Thankfully, I no longer need to visit these "Special Clinics" but despite the trauma I'm still interested in motorbikes and I occasionally visit classic bike shows although I still have to be restrained from assaulting anyone foolish enough to have restored an old NSU.

But enough of this, perhaps I should explain why I am suffering from RSI. Ever since I stumbled through the front door from Japan I have been bashing away at the computer keyboard. This may be the off season but some of us glamorous F1 types still have to work. I have the dubious ability to translate things into English and as a result people keep coming to me asking me to turn their books into saleable items in the English-speaking world. The pay is good but the work is time-consuming, tedious and it seems to me that this year the subject matter is boring beyond belief.

My first work post-Suzuka was a large book about a sport in which one team was completely (and utterly) dominant. The cars kept finishing 1-2. Formula 1? No way. This was the World Rally Championship in which Peugeot has wiped the floor with the opposition. The team is sponsored by Total which just about sums up the domination of the flying French cars (built by the same mob who failed to build a decent F1 engine a few years ago).
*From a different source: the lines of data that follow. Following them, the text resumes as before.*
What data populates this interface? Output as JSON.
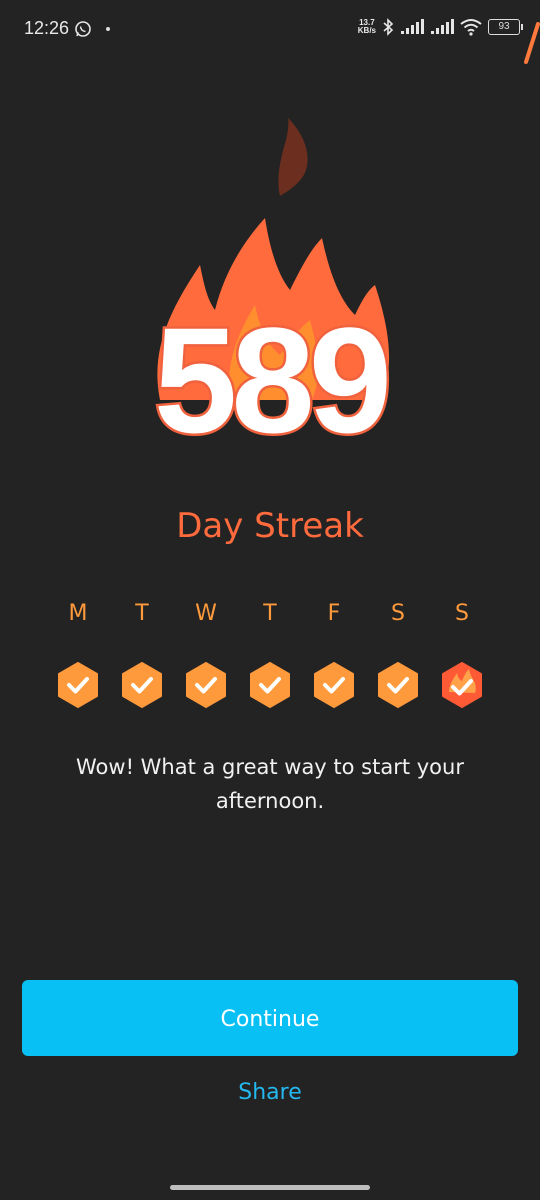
{
  "status_bar": {
    "time": "12:26",
    "net_speed_value": "13.7",
    "net_speed_unit": "KB/s",
    "battery": "93",
    "icons": [
      "whatsapp-icon",
      "bluetooth-icon",
      "signal-icon",
      "signal-icon",
      "wifi-icon",
      "battery-icon"
    ]
  },
  "streak": {
    "number": "589",
    "label": "Day Streak"
  },
  "week": {
    "days": [
      {
        "letter": "M",
        "status": "done"
      },
      {
        "letter": "T",
        "status": "done"
      },
      {
        "letter": "W",
        "status": "done"
      },
      {
        "letter": "T",
        "status": "done"
      },
      {
        "letter": "F",
        "status": "done"
      },
      {
        "letter": "S",
        "status": "done"
      },
      {
        "letter": "S",
        "status": "today"
      }
    ]
  },
  "message": "Wow! What a great way to start your afternoon.",
  "actions": {
    "continue_label": "Continue",
    "share_label": "Share"
  },
  "colors": {
    "background": "#232323",
    "accent_orange": "#ff6b3d",
    "badge_orange": "#ff9a3c",
    "continue_blue": "#08c0f3",
    "share_blue": "#24b8ef"
  }
}
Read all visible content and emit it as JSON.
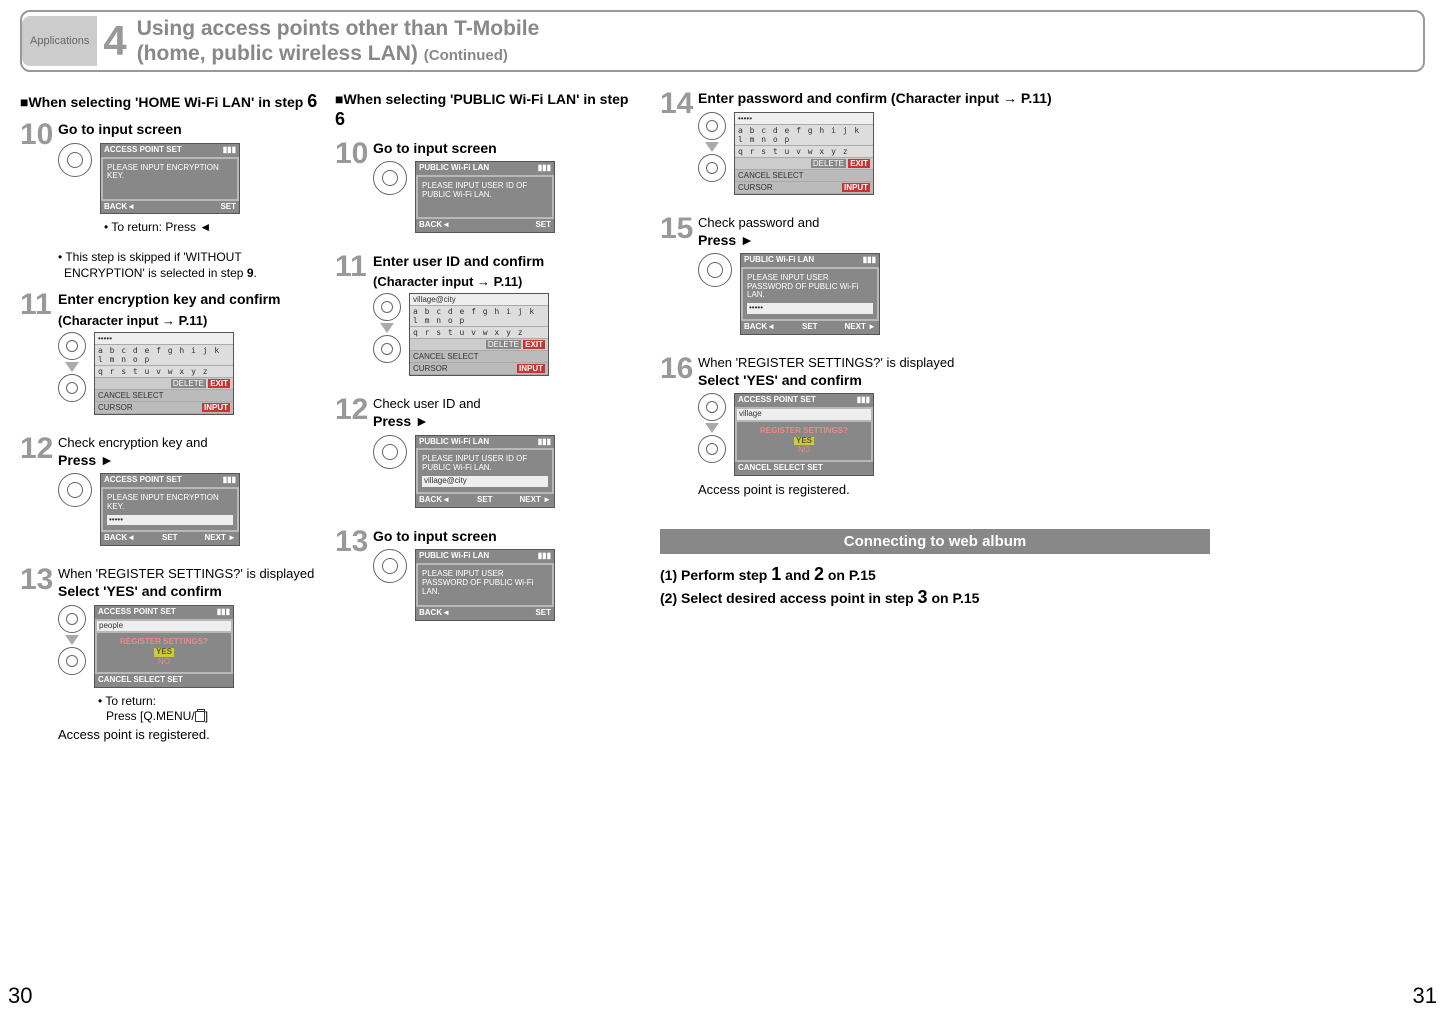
{
  "header": {
    "tab": "Applications",
    "section_number": "4",
    "title_line1": "Using access points other than T-Mobile",
    "title_line2_a": "(home, public wireless LAN) ",
    "title_line2_b": "(Continued)"
  },
  "colA": {
    "heading_prefix": "■When selecting 'HOME Wi-Fi LAN' in step ",
    "heading_num": "6",
    "s10": {
      "num": "10",
      "title": "Go to input screen",
      "lcd_top": "ACCESS POINT SET",
      "lcd_body": "PLEASE INPUT ENCRYPTION KEY.",
      "lcd_foot_l": "BACK◄",
      "lcd_foot_r": "SET",
      "note1": "• To return: Press ◄",
      "note2": "• This step is skipped if 'WITHOUT ENCRYPTION' is selected in step ",
      "note2_num": "9"
    },
    "s11": {
      "num": "11",
      "title": "Enter encryption key and confirm",
      "sub": "(Character input → P.11)",
      "char_input": "•••••",
      "char_kbd1": "a b c d e f g h i j k l m n o p",
      "char_kbd2": "q r s t u v w x y z",
      "delete": "DELETE",
      "exit": "EXIT",
      "foot1": "CANCEL",
      "foot2": "SELECT",
      "foot3": "CURSOR",
      "foot4": "INPUT"
    },
    "s12": {
      "num": "12",
      "pre": "Check encryption key and",
      "title": "Press ►",
      "lcd_top": "ACCESS POINT SET",
      "lcd_body": "PLEASE INPUT ENCRYPTION KEY.",
      "lcd_val": "•••••",
      "lcd_foot_l": "BACK◄",
      "lcd_foot_m": "SET",
      "lcd_foot_r": "NEXT ►"
    },
    "s13": {
      "num": "13",
      "pre": "When 'REGISTER SETTINGS?' is displayed",
      "title": "Select 'YES' and confirm",
      "lcd_top": "ACCESS POINT SET",
      "lcd_name": "people",
      "lcd_q": "REGISTER SETTINGS?",
      "yes": "YES",
      "no": "NO",
      "foot": "CANCEL   SELECT    SET",
      "note": "• To return:",
      "note2": "  Press [Q.MENU/     ]",
      "done": "Access point is registered."
    }
  },
  "colB": {
    "heading_prefix": "■When selecting 'PUBLIC Wi-Fi LAN' in step ",
    "heading_num": "6",
    "s10": {
      "num": "10",
      "title": "Go to input screen",
      "lcd_top": "PUBLIC Wi-Fi LAN",
      "lcd_body": "PLEASE INPUT USER ID OF PUBLIC Wi-Fi LAN.",
      "lcd_foot_l": "BACK◄",
      "lcd_foot_r": "SET"
    },
    "s11": {
      "num": "11",
      "title": "Enter user ID and confirm",
      "sub": "(Character input → P.11)",
      "char_input": "village@city",
      "char_kbd1": "a b c d e f g h i j k l m n o p",
      "char_kbd2": "q r s t u v w x y z",
      "delete": "DELETE",
      "exit": "EXIT",
      "foot1": "CANCEL",
      "foot2": "SELECT",
      "foot3": "CURSOR",
      "foot4": "INPUT"
    },
    "s12": {
      "num": "12",
      "pre": "Check user ID and",
      "title": "Press ►",
      "lcd_top": "PUBLIC Wi-Fi LAN",
      "lcd_body": "PLEASE INPUT USER ID OF PUBLIC Wi-Fi LAN.",
      "lcd_val": "village@city",
      "lcd_foot_l": "BACK◄",
      "lcd_foot_m": "SET",
      "lcd_foot_r": "NEXT ►"
    },
    "s13": {
      "num": "13",
      "title": "Go to input screen",
      "lcd_top": "PUBLIC Wi-Fi LAN",
      "lcd_body": "PLEASE INPUT USER PASSWORD OF PUBLIC Wi-Fi LAN.",
      "lcd_foot_l": "BACK◄",
      "lcd_foot_r": "SET"
    }
  },
  "colC": {
    "s14": {
      "num": "14",
      "title": "Enter password and confirm (Character input → P.11)",
      "char_input": "•••••",
      "char_kbd1": "a b c d e f g h i j k l m n o p",
      "char_kbd2": "q r s t u v w x y z",
      "delete": "DELETE",
      "exit": "EXIT",
      "foot1": "CANCEL",
      "foot2": "SELECT",
      "foot3": "CURSOR",
      "foot4": "INPUT"
    },
    "s15": {
      "num": "15",
      "pre": "Check password and",
      "title": "Press ►",
      "lcd_top": "PUBLIC Wi-Fi LAN",
      "lcd_body": "PLEASE INPUT USER PASSWORD OF PUBLIC Wi-Fi LAN.",
      "lcd_val": "•••••",
      "lcd_foot_l": "BACK◄",
      "lcd_foot_m": "SET",
      "lcd_foot_r": "NEXT ►"
    },
    "s16": {
      "num": "16",
      "pre": "When 'REGISTER SETTINGS?' is displayed",
      "title": "Select 'YES' and confirm",
      "lcd_top": "ACCESS POINT SET",
      "lcd_name": "village",
      "lcd_q": "REGISTER SETTINGS?",
      "yes": "YES",
      "no": "NO",
      "foot": "CANCEL   SELECT    SET",
      "done": "Access point is registered."
    },
    "connect": {
      "bar": "Connecting to web album",
      "l1a": "(1) Perform step ",
      "l1b": "1",
      "l1c": " and ",
      "l1d": "2",
      "l1e": " on P.15",
      "l2a": "(2) Select desired access point in step ",
      "l2b": "3",
      "l2c": " on P.15"
    }
  },
  "pages": {
    "left": "30",
    "right": "31"
  }
}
I remember when rallying was a real adventure, a veritable marathon during which crews would go days and nights without sleep. It was exciting and dangerous (mainly because the disgusting pies and chips that we all lived off). Today, so they tell me, the WRC (I expect there is a medical translation) is as civilized as cucumber sandwiches and Pimms on the lawn at the Glyndebourne Opera Festival. This is apparently due to the "civilizing" influence of the be-stubbled David Richards, who is the Mr. Big of the WRC when he is not trying to turn BAR into a Formula 1 team. Today it is canapes and Chardonnay at the service points…
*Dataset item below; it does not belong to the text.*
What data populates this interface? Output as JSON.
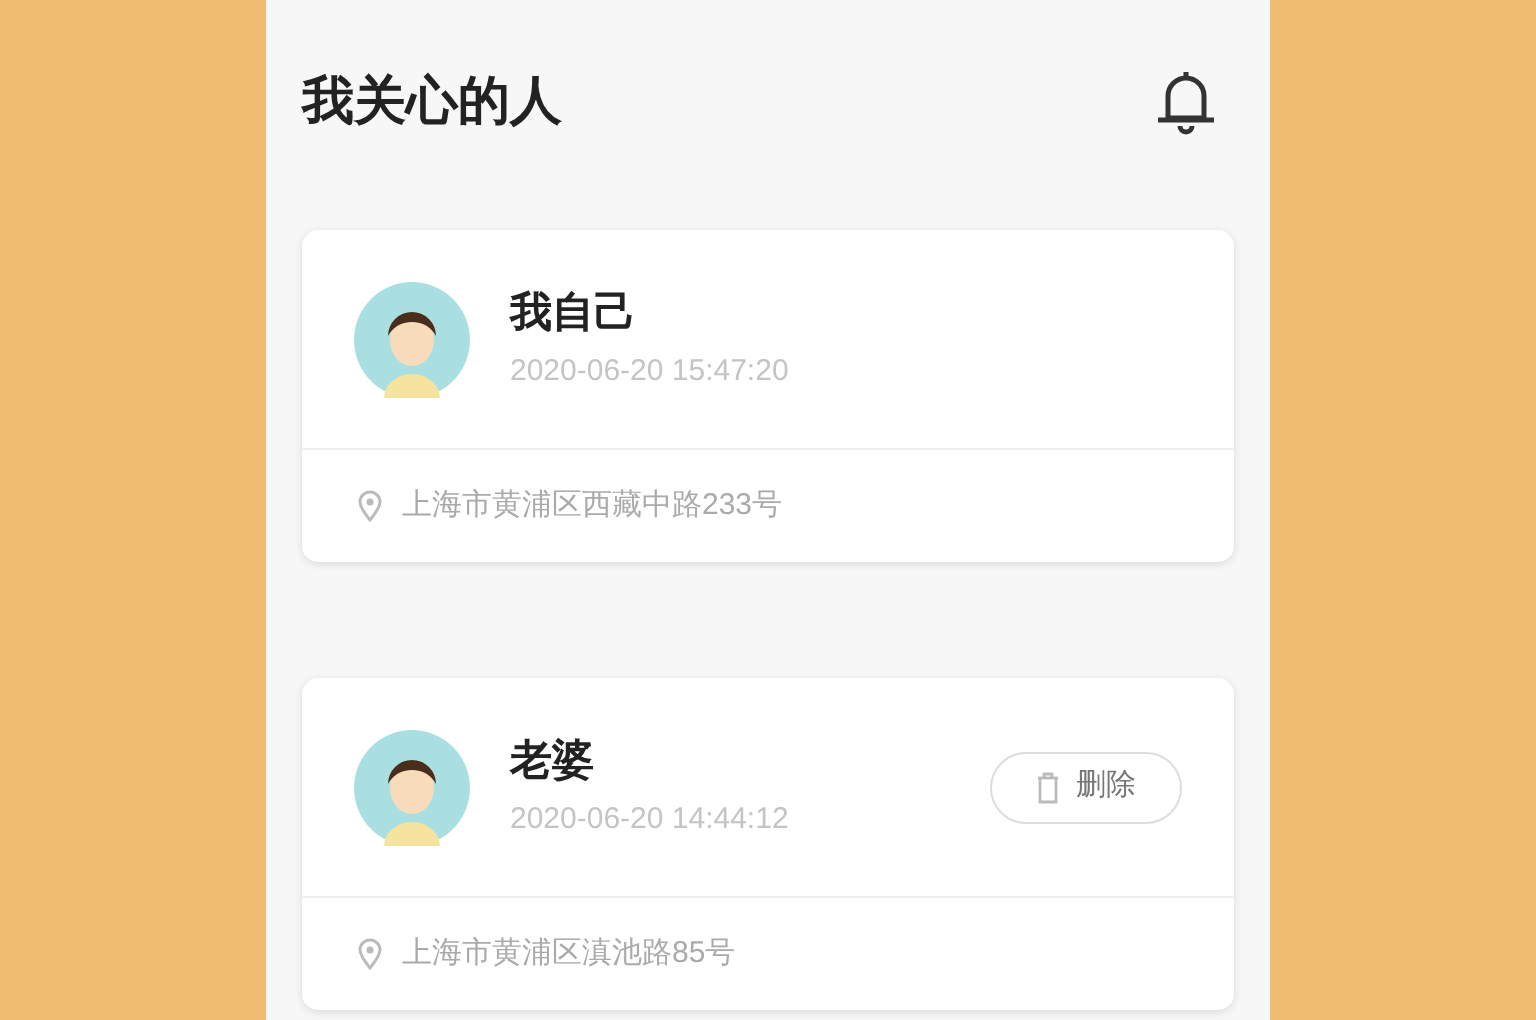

Having been totally bored by the exploits of Peugeot, I turned to my second book of the winter: the story of a racing series which was completely and utterly dominated by one marque and one man who was so successful that his World Championship title was wrapped up well before the end of the season.

Michael Schumacher and his Ferrari? No, wrong again. This was Valentino Rossi riding a Honda in something called MotoGP. (I am going to ask the Doc next time what that stands for).

But worse was yet to come… There was then an entire book dedicated to one race which was utterly and completely dominated by a bunch of Audis, which droned around in line astern for most of the race and finished 1-2-3. You would have to be a serious victim of Anoraksia Nervosa (I suppose they call it AN in medical circles) to want to wade through pages and pages of statistics about the Le Mans 24 Hours. I got the impression that the name of this anachronistic event was in fact reference to how long it takes to read the rule book, based on the scales of weight penalties designed to make all the cars equal.

Without any doubt, the best book I have translated thus far was the one which covered this year's FIA Formula 1 World Championship. It was packed with exciting incidents, controversy, larger-than-life characters and amusing tales, many of which even I had forgotten in the course of the year.

I guess that what I am trying to say is that perhaps we should look at Formula 1 in a more positive way and stop worrying about all the cries of crisis and boredom. It is still the most fascinating form of motor racing on the planet (or, come to think of it, off it as well).

By the way, my brush with the aforementioned moustachioed nurse did not put me off the caring profession, as the current Mrs. Eff was once a nurse. We met through yet another misunderstanding involving means of transport.

I was working as a hospital porter, one of my duties being to drive an electric cart around, towing lunch trollies to each ward. I would skid to a halt, unhitch the end trolley, plug it into to an electric socket to keep the food warm and, with a devil-may-care wave to the patients (and a flick of my silk scarf), I would accelerate away leaving them all breathless with excitement. One fine day, I was just getting back onto my cart, when I received a torrent of abuse from the future Mrs. Eff.

How was I to know that day's menu was cold meat, salad and ice-cream?

Print Feature